PROBLEM TO WORK ON: In the records that follow, show each line where the word "What" is present.

Page and application data records:
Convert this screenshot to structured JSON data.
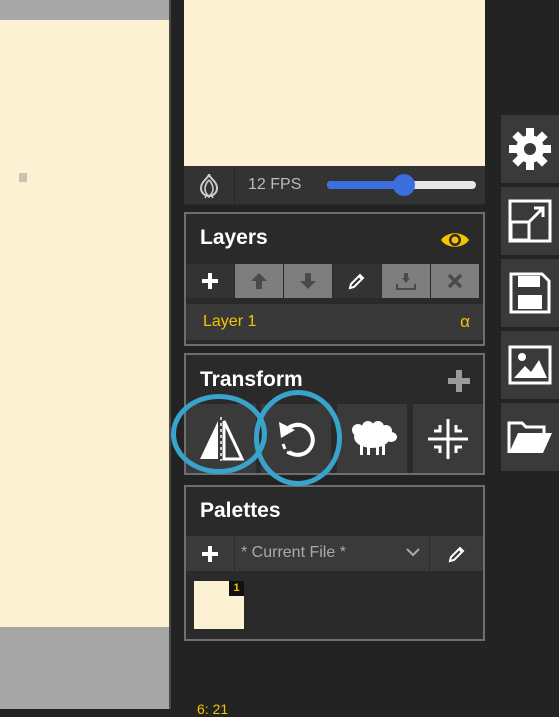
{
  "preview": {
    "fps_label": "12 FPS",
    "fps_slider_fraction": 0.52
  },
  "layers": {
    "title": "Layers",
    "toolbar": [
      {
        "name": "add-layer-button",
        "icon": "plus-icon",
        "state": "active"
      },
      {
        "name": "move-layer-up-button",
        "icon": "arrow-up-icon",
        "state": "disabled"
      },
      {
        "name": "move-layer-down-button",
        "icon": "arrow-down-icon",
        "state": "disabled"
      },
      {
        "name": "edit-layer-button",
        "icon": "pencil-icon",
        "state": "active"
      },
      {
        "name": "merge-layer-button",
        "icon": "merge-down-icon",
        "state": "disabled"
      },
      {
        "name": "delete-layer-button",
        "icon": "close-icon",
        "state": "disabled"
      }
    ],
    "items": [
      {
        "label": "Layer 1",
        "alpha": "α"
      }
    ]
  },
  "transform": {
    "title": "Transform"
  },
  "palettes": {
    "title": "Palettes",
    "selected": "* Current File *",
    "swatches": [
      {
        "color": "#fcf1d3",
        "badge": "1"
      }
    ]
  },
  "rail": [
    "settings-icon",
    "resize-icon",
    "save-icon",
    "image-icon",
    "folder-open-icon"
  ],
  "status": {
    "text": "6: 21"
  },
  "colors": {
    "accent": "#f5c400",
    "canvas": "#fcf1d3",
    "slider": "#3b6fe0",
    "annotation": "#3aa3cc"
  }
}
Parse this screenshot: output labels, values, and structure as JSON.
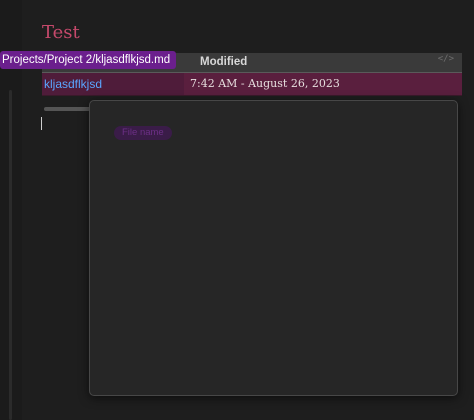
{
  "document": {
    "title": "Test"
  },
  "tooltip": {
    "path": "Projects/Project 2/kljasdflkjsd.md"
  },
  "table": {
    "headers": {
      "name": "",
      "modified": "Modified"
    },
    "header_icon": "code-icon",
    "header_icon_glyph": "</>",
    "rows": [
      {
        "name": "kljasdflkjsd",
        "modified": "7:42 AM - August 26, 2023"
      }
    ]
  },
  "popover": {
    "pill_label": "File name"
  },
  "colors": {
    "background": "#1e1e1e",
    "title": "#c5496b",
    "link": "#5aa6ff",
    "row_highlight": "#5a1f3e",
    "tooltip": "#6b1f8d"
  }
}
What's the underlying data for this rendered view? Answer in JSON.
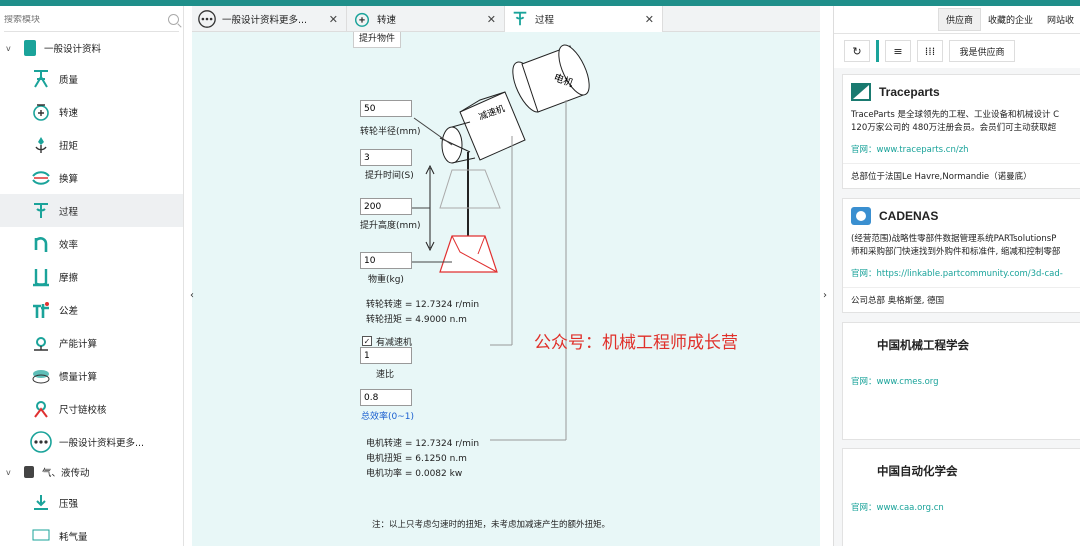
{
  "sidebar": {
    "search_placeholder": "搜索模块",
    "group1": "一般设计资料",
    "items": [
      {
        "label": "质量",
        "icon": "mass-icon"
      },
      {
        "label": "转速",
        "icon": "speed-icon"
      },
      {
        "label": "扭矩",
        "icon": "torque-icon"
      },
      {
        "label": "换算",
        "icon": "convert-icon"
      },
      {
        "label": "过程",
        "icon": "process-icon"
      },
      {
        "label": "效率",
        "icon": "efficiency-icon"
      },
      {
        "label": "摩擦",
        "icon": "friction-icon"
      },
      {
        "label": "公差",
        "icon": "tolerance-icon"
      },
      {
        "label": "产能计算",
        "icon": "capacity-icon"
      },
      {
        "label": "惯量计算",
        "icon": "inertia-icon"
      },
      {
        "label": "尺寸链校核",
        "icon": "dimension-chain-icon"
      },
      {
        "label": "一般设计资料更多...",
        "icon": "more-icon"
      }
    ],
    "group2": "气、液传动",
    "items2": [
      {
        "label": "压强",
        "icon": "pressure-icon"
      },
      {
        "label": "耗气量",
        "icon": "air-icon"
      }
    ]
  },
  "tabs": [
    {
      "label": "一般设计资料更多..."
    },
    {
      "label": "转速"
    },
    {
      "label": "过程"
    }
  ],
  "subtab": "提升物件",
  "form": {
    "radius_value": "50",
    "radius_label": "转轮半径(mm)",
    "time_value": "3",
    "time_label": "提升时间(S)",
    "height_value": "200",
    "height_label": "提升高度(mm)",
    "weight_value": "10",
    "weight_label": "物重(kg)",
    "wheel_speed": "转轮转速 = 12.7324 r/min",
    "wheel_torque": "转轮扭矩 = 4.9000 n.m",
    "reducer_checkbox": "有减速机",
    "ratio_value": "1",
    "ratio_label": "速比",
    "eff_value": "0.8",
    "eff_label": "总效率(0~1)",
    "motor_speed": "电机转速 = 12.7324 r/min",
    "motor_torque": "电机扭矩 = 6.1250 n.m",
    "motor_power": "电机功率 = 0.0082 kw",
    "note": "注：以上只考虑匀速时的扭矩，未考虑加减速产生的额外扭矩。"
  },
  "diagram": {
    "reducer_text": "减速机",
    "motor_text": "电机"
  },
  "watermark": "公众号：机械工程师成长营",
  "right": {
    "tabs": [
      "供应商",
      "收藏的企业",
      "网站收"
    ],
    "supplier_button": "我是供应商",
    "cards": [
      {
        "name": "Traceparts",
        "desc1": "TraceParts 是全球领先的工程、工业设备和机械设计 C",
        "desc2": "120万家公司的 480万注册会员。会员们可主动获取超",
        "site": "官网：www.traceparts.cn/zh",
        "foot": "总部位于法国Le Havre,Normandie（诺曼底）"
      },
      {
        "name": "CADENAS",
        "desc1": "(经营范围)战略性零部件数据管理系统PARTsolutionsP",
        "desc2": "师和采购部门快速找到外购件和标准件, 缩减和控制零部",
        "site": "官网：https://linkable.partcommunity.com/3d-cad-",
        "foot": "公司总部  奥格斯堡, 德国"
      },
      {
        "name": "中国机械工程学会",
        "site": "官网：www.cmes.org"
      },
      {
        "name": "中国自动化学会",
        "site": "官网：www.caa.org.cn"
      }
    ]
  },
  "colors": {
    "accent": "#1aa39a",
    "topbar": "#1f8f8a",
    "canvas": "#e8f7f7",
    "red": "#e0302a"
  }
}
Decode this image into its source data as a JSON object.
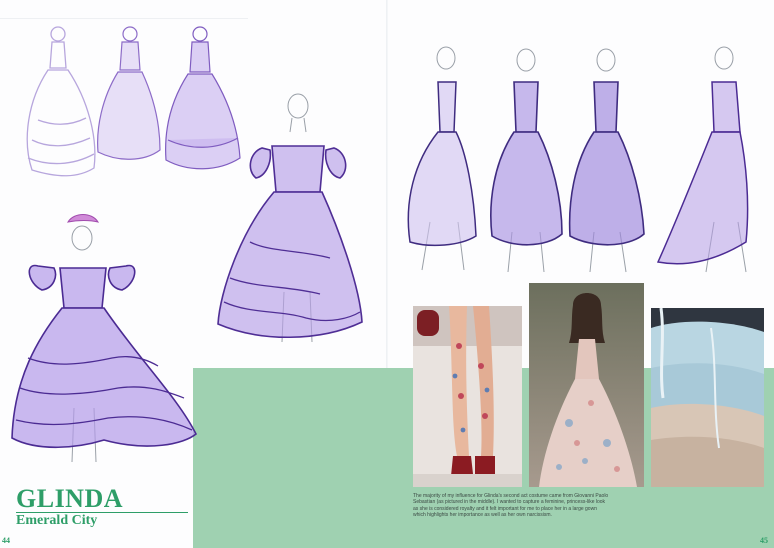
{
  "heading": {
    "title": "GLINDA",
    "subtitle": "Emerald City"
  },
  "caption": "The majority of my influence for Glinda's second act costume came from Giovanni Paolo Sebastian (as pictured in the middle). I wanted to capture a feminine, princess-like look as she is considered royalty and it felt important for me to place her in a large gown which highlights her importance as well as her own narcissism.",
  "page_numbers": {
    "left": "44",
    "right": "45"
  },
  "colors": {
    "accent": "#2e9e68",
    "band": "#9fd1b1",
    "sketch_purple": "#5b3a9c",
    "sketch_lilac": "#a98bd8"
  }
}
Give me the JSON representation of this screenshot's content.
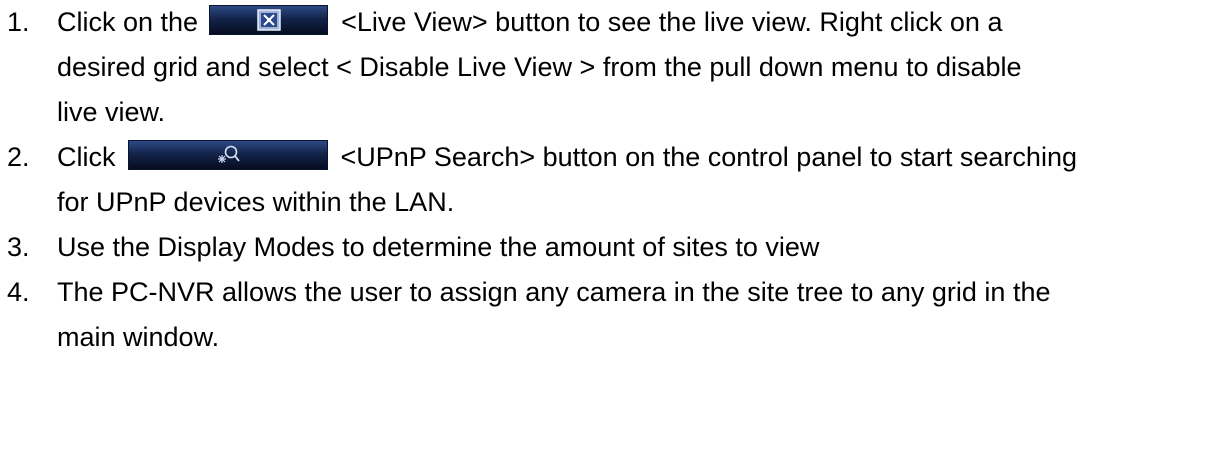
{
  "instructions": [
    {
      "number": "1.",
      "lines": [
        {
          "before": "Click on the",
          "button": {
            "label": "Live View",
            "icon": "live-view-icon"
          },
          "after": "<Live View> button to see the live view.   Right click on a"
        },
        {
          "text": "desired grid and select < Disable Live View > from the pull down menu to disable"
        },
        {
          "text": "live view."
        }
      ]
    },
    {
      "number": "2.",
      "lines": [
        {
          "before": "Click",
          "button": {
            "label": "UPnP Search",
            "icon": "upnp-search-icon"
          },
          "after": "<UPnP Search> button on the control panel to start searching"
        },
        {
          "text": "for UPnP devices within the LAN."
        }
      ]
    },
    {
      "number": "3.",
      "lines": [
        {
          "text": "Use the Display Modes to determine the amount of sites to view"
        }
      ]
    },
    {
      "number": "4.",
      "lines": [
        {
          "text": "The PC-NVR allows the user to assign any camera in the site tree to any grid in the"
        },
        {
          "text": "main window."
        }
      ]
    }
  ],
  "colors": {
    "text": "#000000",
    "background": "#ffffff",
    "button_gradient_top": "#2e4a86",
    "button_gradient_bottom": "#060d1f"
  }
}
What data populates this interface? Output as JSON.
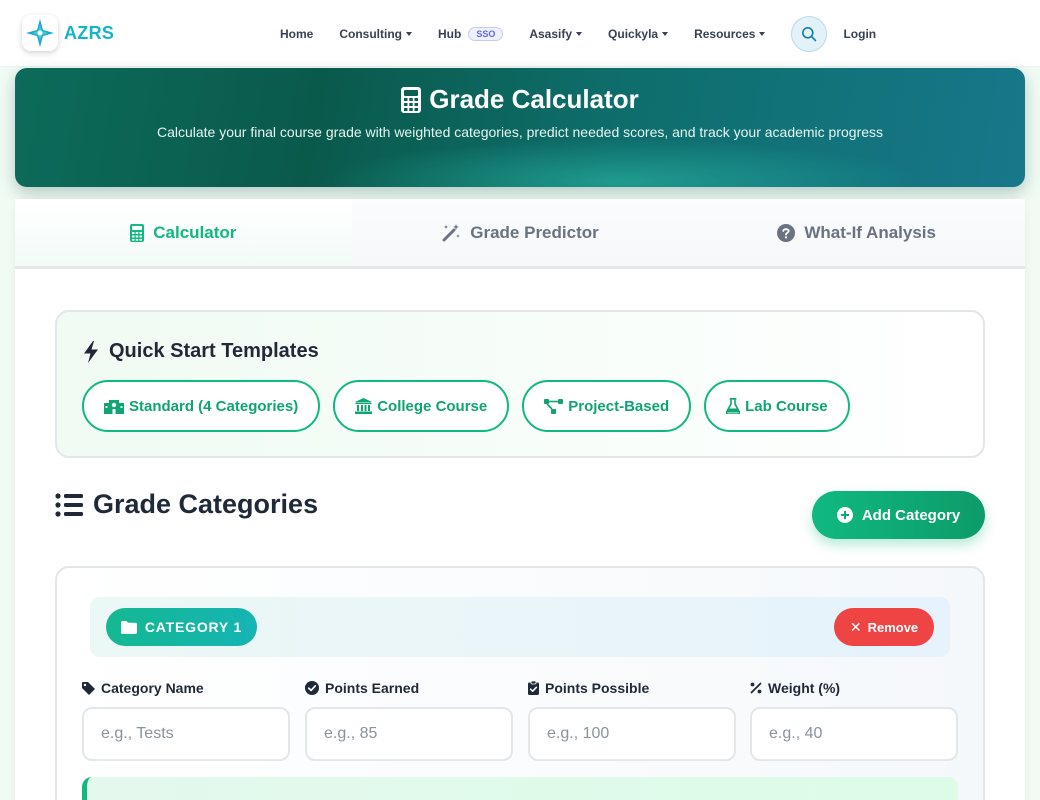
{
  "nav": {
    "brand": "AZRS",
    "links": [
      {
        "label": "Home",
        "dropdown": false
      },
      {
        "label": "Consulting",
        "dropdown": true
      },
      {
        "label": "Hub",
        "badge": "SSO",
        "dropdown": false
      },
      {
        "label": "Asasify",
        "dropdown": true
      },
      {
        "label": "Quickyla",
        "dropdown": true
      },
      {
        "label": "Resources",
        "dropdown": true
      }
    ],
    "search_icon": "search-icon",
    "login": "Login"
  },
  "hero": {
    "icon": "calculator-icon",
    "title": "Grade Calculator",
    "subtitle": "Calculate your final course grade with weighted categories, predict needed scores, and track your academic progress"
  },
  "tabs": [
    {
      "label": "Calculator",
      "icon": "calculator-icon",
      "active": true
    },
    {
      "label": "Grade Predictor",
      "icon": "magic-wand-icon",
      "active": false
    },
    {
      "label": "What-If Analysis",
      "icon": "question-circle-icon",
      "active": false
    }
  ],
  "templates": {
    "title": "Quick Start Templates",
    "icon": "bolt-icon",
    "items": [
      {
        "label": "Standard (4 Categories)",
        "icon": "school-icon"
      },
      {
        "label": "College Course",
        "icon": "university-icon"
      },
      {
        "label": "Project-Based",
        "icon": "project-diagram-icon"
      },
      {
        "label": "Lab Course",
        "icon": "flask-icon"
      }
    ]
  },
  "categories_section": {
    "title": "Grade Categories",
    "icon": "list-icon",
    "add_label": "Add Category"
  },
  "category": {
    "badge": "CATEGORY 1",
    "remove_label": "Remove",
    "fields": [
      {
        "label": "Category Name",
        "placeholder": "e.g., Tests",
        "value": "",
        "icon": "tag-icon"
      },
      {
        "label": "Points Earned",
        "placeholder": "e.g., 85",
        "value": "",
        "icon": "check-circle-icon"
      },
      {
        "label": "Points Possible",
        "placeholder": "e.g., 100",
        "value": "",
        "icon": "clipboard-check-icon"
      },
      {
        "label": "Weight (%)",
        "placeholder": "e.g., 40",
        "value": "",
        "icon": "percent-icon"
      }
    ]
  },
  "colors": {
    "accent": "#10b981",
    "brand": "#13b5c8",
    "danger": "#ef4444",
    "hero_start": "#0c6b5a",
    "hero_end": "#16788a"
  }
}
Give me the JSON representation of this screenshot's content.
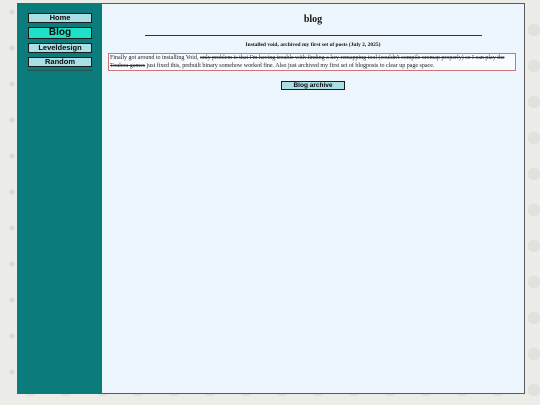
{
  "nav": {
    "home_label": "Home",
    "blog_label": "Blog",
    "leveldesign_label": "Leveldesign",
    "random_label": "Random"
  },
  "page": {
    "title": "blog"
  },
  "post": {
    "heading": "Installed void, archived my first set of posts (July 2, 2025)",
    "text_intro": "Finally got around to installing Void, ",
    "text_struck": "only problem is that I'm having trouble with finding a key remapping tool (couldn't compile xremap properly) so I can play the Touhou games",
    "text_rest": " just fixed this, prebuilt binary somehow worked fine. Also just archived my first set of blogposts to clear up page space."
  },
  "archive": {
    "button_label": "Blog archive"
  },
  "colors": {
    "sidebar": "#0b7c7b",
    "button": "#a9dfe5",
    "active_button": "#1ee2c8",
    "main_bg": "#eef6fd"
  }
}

ANSWER BELOW:
What's the underlying data for this rendered view? Answer in JSON.
What data populates this interface? Output as JSON.
      "label": "What-If Analysis",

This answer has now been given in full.